Last week a friend posted a slideshow of her niece on facebook. The girl's father had written a song to accompany the photos of his daughter's battle with leukemia. It made me cry.
The fact that a 5-year-old girl should have to summon such courage takes me quickly from tears to anger. Children should not be battling cancer, yet more and more are forced to do exactly that. A report released last week confirmed that childhood cancer rates are higher than ever before, and continue to climb.
As evidence linking pollutants and cancer becomes increasingly clear, scientists around the world are calling for something to be done — and they're getting downright pushy about it.
Well maybe not pushy, exactly. But definitely pointed and impatient as they urge policymakers to take steps now to protect us from chemicals that cause cancer.
Childhood. Cancer. These two words should have absolutely nothing to do with each other. Childhood is about exploration and discovery, joyful learning about the world around us. Cancer is about fear, roller coasters of painful treatment and hopeful remission, and all too often, death.
Yet the two words are indeed linked. Childhood cancers — including brain cancer and leukemia — have been on a steady rise in this country for the last 20 years. And increased exposure to cancer-causing chemicals is known to be one of the reasons behind this horrifying trend. It's time to turn the numbers around.
Washington DC is a funny place.
On the one hand, the energy and excitement of power is palpable: decisions are made here that affect people across the country and around the world. Smart people of all stripes dedicate themselves to creating, influencing, critiquing or reporting on policies that shape our society.

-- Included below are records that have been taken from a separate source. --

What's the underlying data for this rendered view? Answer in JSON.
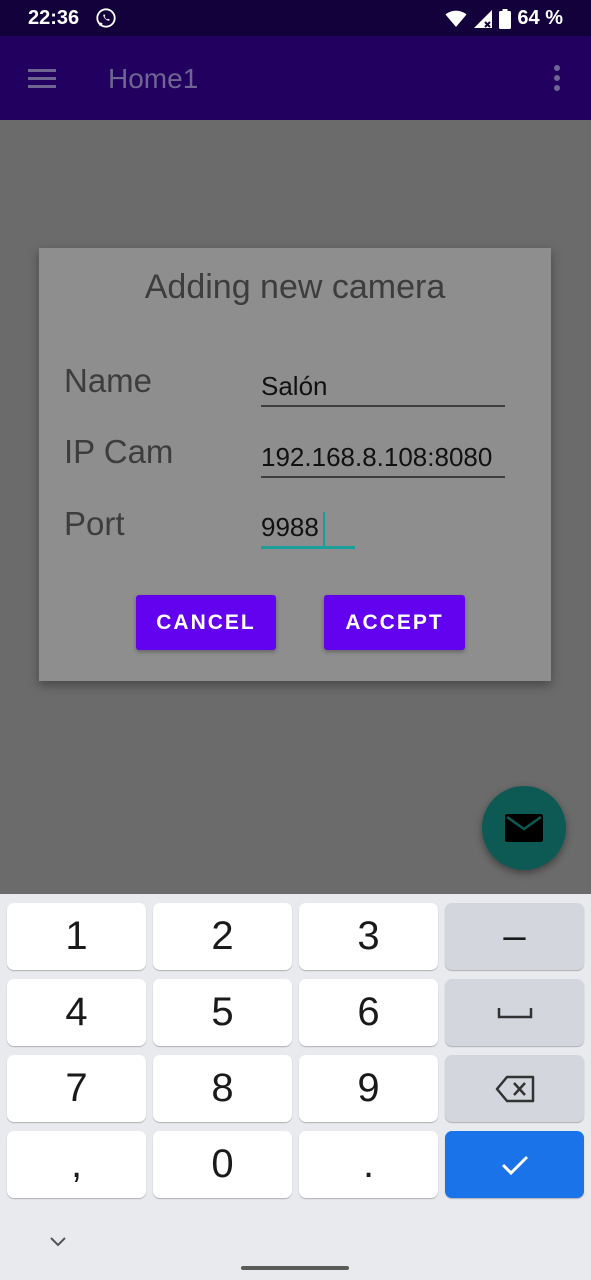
{
  "status_bar": {
    "time": "22:36",
    "battery": "64 %",
    "icons": [
      "whatsapp-icon",
      "wifi-icon",
      "signal-icon",
      "battery-icon"
    ]
  },
  "app_bar": {
    "title": "Home1",
    "icons": [
      "menu-icon",
      "more-vert-icon"
    ]
  },
  "dialog": {
    "title": "Adding new camera",
    "fields": [
      {
        "label": "Name",
        "value": "Salón"
      },
      {
        "label": "IP Cam",
        "value": "192.168.8.108:8080"
      },
      {
        "label": "Port",
        "value": "9988"
      }
    ],
    "cancel_label": "CANCEL",
    "accept_label": "ACCEPT"
  },
  "fab": {
    "icon": "mail-icon"
  },
  "keyboard": {
    "rows": [
      [
        "1",
        "2",
        "3",
        "–"
      ],
      [
        "4",
        "5",
        "6",
        "space"
      ],
      [
        "7",
        "8",
        "9",
        "backspace"
      ],
      [
        ",",
        "0",
        ".",
        "enter"
      ]
    ]
  },
  "colors": {
    "status_bar": "#13013c",
    "app_bar": "#22005f",
    "primary_button": "#6202ee",
    "accent": "#1c9e9a",
    "fab": "#0d5a55",
    "enter_key": "#1a73e8"
  }
}
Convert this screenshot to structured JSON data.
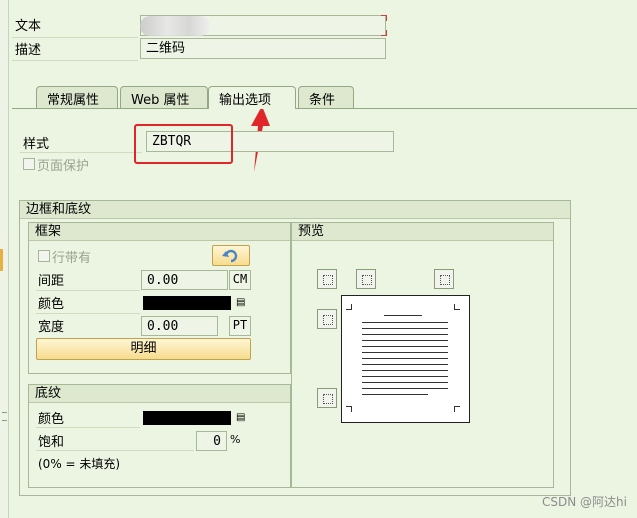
{
  "header": {
    "text_label": "文本",
    "text_value": "",
    "desc_label": "描述",
    "desc_value": "二维码"
  },
  "tabs": [
    {
      "label": "常规属性",
      "active": false
    },
    {
      "label": "Web 属性",
      "active": false
    },
    {
      "label": "输出选项",
      "active": true
    },
    {
      "label": "条件",
      "active": false
    }
  ],
  "style": {
    "label": "样式",
    "value": "ZBTQR",
    "page_protect_label": "页面保护",
    "page_protect_checked": false
  },
  "border_shading": {
    "title": "边框和底纹",
    "frame": {
      "title": "框架",
      "with_line_label": "行带有",
      "with_line_checked": false,
      "undo_icon": "undo-arrow-icon",
      "spacing_label": "间距",
      "spacing_value": "0.00",
      "spacing_unit": "CM",
      "color_label": "颜色",
      "color_value": "#000000",
      "width_label": "宽度",
      "width_value": "0.00",
      "width_unit": "PT",
      "details_button": "明细"
    },
    "shading": {
      "title": "底纹",
      "color_label": "颜色",
      "color_value": "#000000",
      "saturation_label": "饱和",
      "saturation_value": "0",
      "saturation_unit": "%",
      "note": "(0% = 未填充)"
    },
    "preview": {
      "title": "预览"
    }
  },
  "annotation": {
    "highlight_color": "#e0262a"
  },
  "watermark": "CSDN @阿达hi"
}
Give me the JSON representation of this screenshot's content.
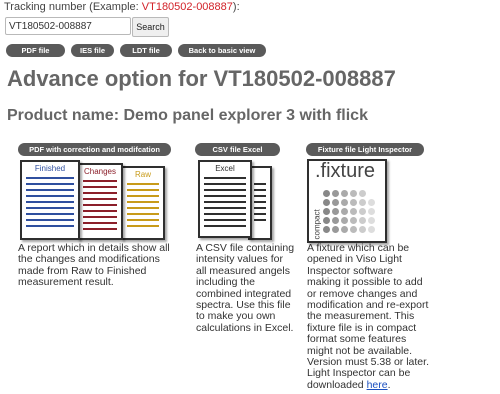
{
  "tracking": {
    "label": "Tracking number (Example: ",
    "example": "VT180502-008887",
    "suffix": "):",
    "input_value": "VT180502-008887",
    "search_label": "Search"
  },
  "toolbar": {
    "pdf_label": "PDF file",
    "ies_label": "IES file",
    "ldt_label": "LDT file",
    "back_label": "Back to basic view"
  },
  "page_title": "Advance option for VT180502-008887",
  "product_name": "Product name: Demo panel explorer 3 with flick",
  "columns": {
    "pdf": {
      "header": "PDF with correction and modifcation",
      "doc_finished": "Finished",
      "doc_changes": "Changes",
      "doc_raw": "Raw",
      "description": "A report which in details show all the changes and modifications made from Raw to Finished measurement result."
    },
    "csv": {
      "header": "CSV file Excel",
      "doc_label": "Excel",
      "description": "A CSV file containing intensity values for all measured angels including the combined integrated spectra. Use this file to make you own calculations in Excel."
    },
    "fixture": {
      "header": "Fixture file Light Inspector",
      "icon_text": ".fixture",
      "icon_subtext": "compact",
      "description": "A fixture which can be opened in Viso Light Inspector software making it possible to add or remove changes and modification and re-export the measurement. This fixture file is in compact format some features might not be available. Version must 5.38 or later. Light Inspector can be downloaded ",
      "link_text": "here",
      "description_end": "."
    }
  },
  "colors": {
    "finished": "#2f4f9f",
    "changes": "#8b1f2a",
    "raw": "#c89b1a",
    "excel": "#2f2f2f",
    "pill": "#5a5a5a",
    "example_red": "#d2232a"
  }
}
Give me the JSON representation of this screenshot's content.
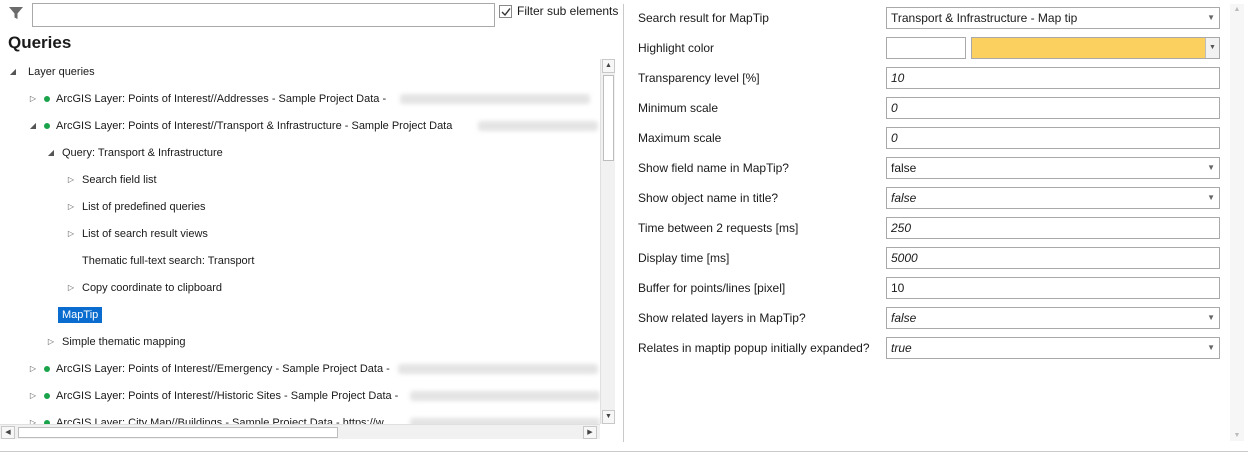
{
  "filter": {
    "value": "",
    "checkbox_checked": true,
    "checkbox_label": "Filter sub elements"
  },
  "queries_title": "Queries",
  "tree": [
    {
      "label": "Layer queries",
      "indent": 0,
      "expander": "expanded",
      "dot": false
    },
    {
      "label": "ArcGIS Layer: Points of Interest//Addresses - Sample Project Data -",
      "indent": 1,
      "expander": "collapsed",
      "dot": true
    },
    {
      "label": "ArcGIS Layer: Points of Interest//Transport & Infrastructure - Sample Project Data",
      "indent": 1,
      "expander": "expanded",
      "dot": true
    },
    {
      "label": "Query: Transport & Infrastructure",
      "indent": 2,
      "expander": "expanded",
      "dot": false
    },
    {
      "label": "Search field list",
      "indent": 3,
      "expander": "collapsed",
      "dot": false
    },
    {
      "label": "List of predefined queries",
      "indent": 3,
      "expander": "collapsed",
      "dot": false
    },
    {
      "label": "List of search result views",
      "indent": 3,
      "expander": "collapsed",
      "dot": false
    },
    {
      "label": "Thematic full-text search: Transport",
      "indent": 3,
      "expander": "none",
      "dot": false
    },
    {
      "label": "Copy coordinate to clipboard",
      "indent": 3,
      "expander": "collapsed",
      "dot": false
    },
    {
      "label": "MapTip",
      "indent": 2,
      "expander": "none",
      "dot": false,
      "selected": true
    },
    {
      "label": "Simple thematic mapping",
      "indent": 2,
      "expander": "collapsed",
      "dot": false
    },
    {
      "label": "ArcGIS Layer: Points of Interest//Emergency - Sample Project Data -",
      "indent": 1,
      "expander": "collapsed",
      "dot": true
    },
    {
      "label": "ArcGIS Layer: Points of Interest//Historic Sites - Sample Project Data -",
      "indent": 1,
      "expander": "collapsed",
      "dot": true
    },
    {
      "label": "ArcGIS Layer: City Map//Buildings - Sample Project Data - https://w",
      "indent": 1,
      "expander": "collapsed",
      "dot": true
    }
  ],
  "properties": [
    {
      "label": "Search result for MapTip",
      "type": "select",
      "value": "Transport & Infrastructure - Map tip",
      "italic": false
    },
    {
      "label": "Highlight color",
      "type": "color",
      "value": "",
      "color": "#fcd05f"
    },
    {
      "label": "Transparency level [%]",
      "type": "text",
      "value": "10",
      "italic": true
    },
    {
      "label": "Minimum scale",
      "type": "text",
      "value": "0",
      "italic": true
    },
    {
      "label": "Maximum scale",
      "type": "text",
      "value": "0",
      "italic": true
    },
    {
      "label": "Show field name in MapTip?",
      "type": "select",
      "value": "false",
      "italic": false
    },
    {
      "label": "Show object name in title?",
      "type": "select",
      "value": "false",
      "italic": true
    },
    {
      "label": "Time between 2 requests [ms]",
      "type": "text",
      "value": "250",
      "italic": true
    },
    {
      "label": "Display time [ms]",
      "type": "text",
      "value": "5000",
      "italic": true
    },
    {
      "label": "Buffer for points/lines [pixel]",
      "type": "text",
      "value": "10",
      "italic": false
    },
    {
      "label": "Show related layers in MapTip?",
      "type": "select",
      "value": "false",
      "italic": true
    },
    {
      "label": "Relates in maptip popup initially expanded?",
      "type": "select",
      "value": "true",
      "italic": true
    }
  ],
  "colors": {
    "selection": "#0a6ccf",
    "status_dot": "#1aa34a",
    "highlight": "#fcd05f"
  }
}
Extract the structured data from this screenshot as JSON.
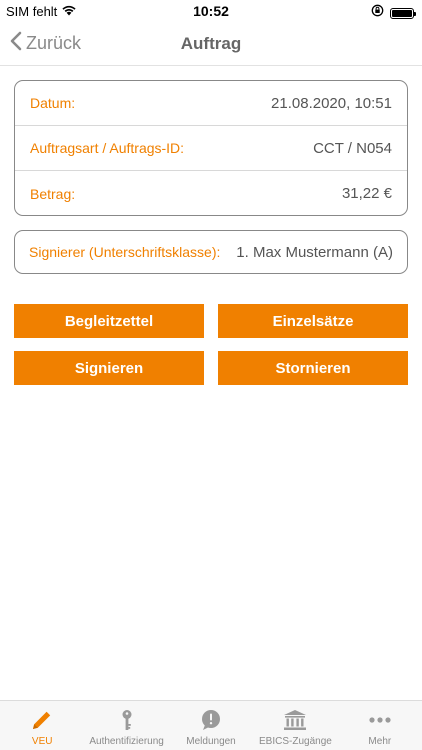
{
  "status_bar": {
    "carrier": "SIM fehlt",
    "time": "10:52"
  },
  "nav": {
    "back_label": "Zurück",
    "title": "Auftrag"
  },
  "details": {
    "rows": [
      {
        "label": "Datum:",
        "value": "21.08.2020, 10:51"
      },
      {
        "label": "Auftragsart / Auftrags-ID:",
        "value": "CCT / N054"
      },
      {
        "label": "Betrag:",
        "value": "31,22 €"
      }
    ]
  },
  "signer": {
    "label": "Signierer (Unterschriftsklasse):",
    "value": "1. Max Mustermann (A)"
  },
  "actions": {
    "begleitzettel": "Begleitzettel",
    "einzelsaetze": "Einzelsätze",
    "signieren": "Signieren",
    "stornieren": "Stornieren"
  },
  "tabs": [
    {
      "label": "VEU",
      "icon": "pencil-icon",
      "active": true
    },
    {
      "label": "Authentifizierung",
      "icon": "key-icon",
      "active": false
    },
    {
      "label": "Meldungen",
      "icon": "alert-bubble-icon",
      "active": false
    },
    {
      "label": "EBICS-Zugänge",
      "icon": "bank-icon",
      "active": false
    },
    {
      "label": "Mehr",
      "icon": "more-icon",
      "active": false
    }
  ],
  "colors": {
    "accent": "#f08000",
    "inactive": "#8a8a8a"
  }
}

For the past month, pink ribbons have been everywhere — along with bracelets, shoes, t-shirts, even pink KFC buckets.
Yet for all this colorful breast cancer awareness, somehow we're still not talking about one of the key things we can do to prevent the disease: stop eating, drinking and breathing cancer-causing chemicals.
Every October, The Breast Cancer Fund updates State of the Evidence. The report examines the latest on what scientists know about the links between chemicals in the environment and breast cancer. The 2010 edition is chock full of information on how pesticides and other chemicals (in food packaging, cosmetics, health care products, household cleaners and more) are contributing to our breast cancer epidemic.
Those cancer-causing chemicals approved for widespread use on our farms and in everyday products? Well, they’re causing cancer. Lots of it.
The numbers are staggering, really. According to a report delivered to the White House last month by the prestigious President’s Cancer Panel, 41 percent of the U.S. population will be diagnosed with cancer at some point in their lives, and one in five Americans can expect to die from the disease.